The central bank of the United Arab Emirates has ordered currency exchange houses to raise financial crime compliance standards in the wake of several major international banks cutting ties with them due to concerns about the risk of illicit financial flows. The United Arab Emirates’ huge expatriate workforce and growing business and tourism sectors have made it a global center for exchanging foreign currencies and transferring money to and from the Middle East, Asia, Africa and parts of Europe. But some of the roughly 125 exchange houses in operation have struggled in recent years as a growing number of U.S. dollar correspondent banks, relied upon to clear dollar trade, and local lenders cut ties with them. The banks have often cited the prohibitive compliance costs they must have in place to ensure they’re not doing business with exchange houses laundering money or financing terror – a piece of a larger global compliance trend dubbed “de-risking.”
In an effort to improve the industry’s fortunes, the central bank earlier this month published a 150-page document laying out standards that exchange houses must comply with by January 2019 or risk fines and, in the most extreme case, having their licenses revoked. The rules include requiring exchange houses to appoint a compliance officer and to check and record the identification of the senders and receivers of all money transfers, said sources familiar with the matter. Currently, exchange houses are only required to do so on transactions of more than 2,000 dirhams ($545). Money transfers between exchange houses in the UAE will also have to be made via the central bank’s electronic transfer system, rather than in cash, the sources said, (via Reuters).
Austrian regulator flexes enforcement muscle in largest AML fine against bank, fueled by historic leak
Austrian regulators smacked Raiffeisenbank International with a nearly three million euro fine related to charges that the bank failed to impose adequate anti-money laundering and terrorist financing controls.

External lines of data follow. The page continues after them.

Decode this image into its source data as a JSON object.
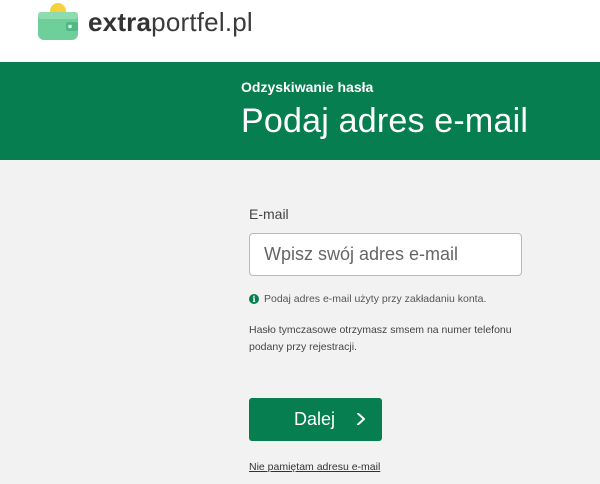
{
  "header": {
    "logo_bold": "extra",
    "logo_regular": "portfel.pl"
  },
  "hero": {
    "subtitle": "Odzyskiwanie hasła",
    "title": "Podaj adres e-mail"
  },
  "form": {
    "email_label": "E-mail",
    "email_value": "",
    "email_placeholder": "Wpisz swój adres e-mail",
    "hint": "Podaj adres e-mail użyty przy zakładaniu konta.",
    "note": "Hasło tymczasowe otrzymasz smsem na numer telefonu podany przy rejestracji.",
    "next_label": "Dalej",
    "forgot_link": "Nie pamiętam adresu e-mail"
  },
  "colors": {
    "brand_green": "#067e4f",
    "wallet_green": "#6fcf9a",
    "coin_yellow": "#f5d23c",
    "page_background": "#f2f2f2"
  },
  "icons": {
    "logo": "wallet-with-coin-icon",
    "hint": "info-icon",
    "next": "chevron-right-icon"
  }
}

The fine is the biggest in Austrian history and comes nearly two years to the day after documents exposed in the April 2016 Panama Papers leak revealed a series of loans going from the bank to companies affiliated with Ukrainian President Petro Poroshenko, (via the Kyiv Post).
DEA states Afghan smuggling network is DOA after braggadocio leader bagged, tagged
The U.S. DEA has crushed a multi-million dollar Afghanistan heroin smuggling ring tied to defendant who bragged about this Taliban ties and violent tendencies, (via the Mercury News).
Big four audit firm faces harsh battle in Hong Kong, with major financial exposure a possibility
Hong Kong’s high court has dealt global accounting firm KPMG a major setback in its battle against liquidators of former U.S.-listed healthcare firm China Medical Technologies Inc, whose executives have been charged in the U.S. with defrauding investors out of over $400 million, (via Reuters).
U.S. must be careful, tactical when lying certain tax charges after high court interpretation
In wake of U.S. high court decision in Marinello, prosecutors should be careful when levying broad criminal tax obstruction charges, (via Law 360).
Criminals find weak links, entre to financial system in NGOs
In Malta, NGOs vulnerable to money laundering as counter crime gaps continue to not be addressed, (via the Times of Malta).